December 16, 2003
Director of Media Relations

AMHERST, Mass.-Lawrence Douglas, associate professor of law, jurisprudence and social thought at Amherst College, insists that the legal response to crimes as extraordinary as those of the Nazis, Milosevic, and now, Saddam Hussein must take the form of a show trial. Such a trial, he argues, can serve both the interest of justice, conventionally conceived, and a broader didactic purpose. "At the heart of these [Holocaust] trials," he wrote in The Memory of Judgement: Making Law and History in the Trials of the Holocaust, "lay competing conceptions of the law itself. On one hand, the trials sought to introduce sober, rule-bound authority into a terrain of lawlessness by bringing perpetrators of atrocity to justice. On the other hand, the trials sought to serve the interests of history and memory."

Douglas's 2001 book considered the leading trials of the perpetrators and deniers of the Holocaust-the first Nuremberg trial, the trials of Adolf Eichmann and Ivan Demjanuk in Israel, the French trial of Klaus Barbie and the Canadian trials of Holocaust negationist Ernst Zundel. He demonstrated that some trials, such as Nuremberg and Eichmann's, succeeded in serving both justice and history, while others, such as the Zundel and Demjanuk trials, failed. As prosecutors now prepare the case against Saddam Hussein, Douglas defends such trials of "traumatic history" as "dramatic and necessary acts of legal and social will."

A professor at Amherst since 1990, Douglas received an A.B. degree from Brown University, an M.A. from Columbia and a J.D. from Yale Law School.
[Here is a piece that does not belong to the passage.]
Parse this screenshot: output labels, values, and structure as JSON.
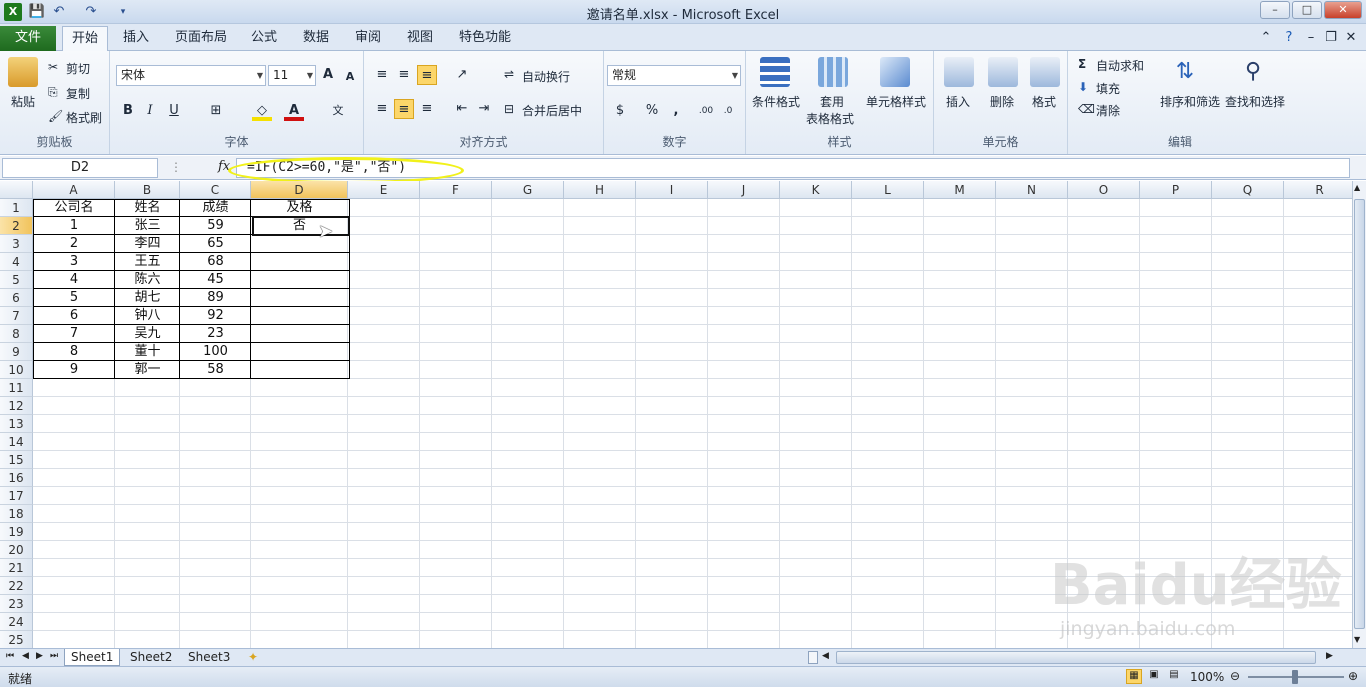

His essays and commentary have appeared in numerous publications, including The Washington Post, The Boston Globe Magazine and The New Republic.